As the Kickstarter for Goblinoid Games' CRYPTWORLD adventure compilation Burial Plots is underway, I thought it'd be fun to explain where each of these horrific scenarios came from. (These reflections will be full of spoilers for the adventures within, so if you plan to play in any of them, proceed with caution!) The third adventure I wrote, "Unquenchable," is a hex crawl where my own personal demons stalk the players in a setting where they instead hold all of the cards...

Many of my previous CRYPTWORLD adventures take place in a confined, claustrophobic space: an abandoned hospital, a jetliner in flight, the rotting farmhouse outside of town. So for my next adventure, I wanted to break out of that genre trope and have the setting be eerily "calming." So I created an outdoor hex crawl that takes place in the middle of the day. The sun's up and the players can see for miles. The players are both armed and in constant radio contact with the authorities. How could I take this setting -- where ALL of the advantages are in the hands of the PCs -- and twist it so they instead find themselves faced with a living nightmare? All you need is a good monster -- and lots of them.

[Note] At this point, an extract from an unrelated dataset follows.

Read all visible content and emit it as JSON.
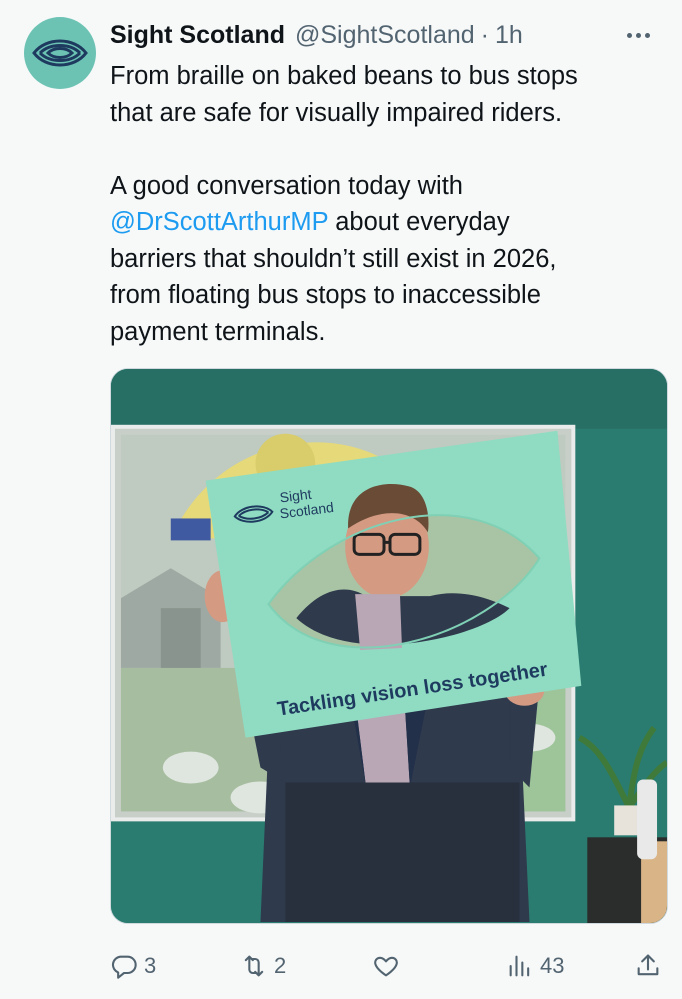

They say "Write what you know," so I decided to dip into the well of Sniderman's Personal Fears. You see, spiders terrify me, as I have severe arachnophobia. Monster films featuring spiders -- no matter how low-budget and cheesy -- give me the willies. (In fact, I used this phobia earlier when I wrote "Tangled Threads" found in CRYPTWORLD's first supplement, Monsters Macabre.) So the Tarantulords were to make a comeback. But I wanted these to be even more horrific. More frightening. More dangerous. As I mulled a new hybrid of "werewolf spiders" or "zombie spiders," I chanced upon the concept of  "vampire spiders," and realized with a shudder that THOSE ACTUALLY EXIST.

And thus the protagonists of "Unquenchable" came to horrific life.

I don't want to spoil everything, so please consider pledging for Burial Plots and discover what other horrors are found in the woods!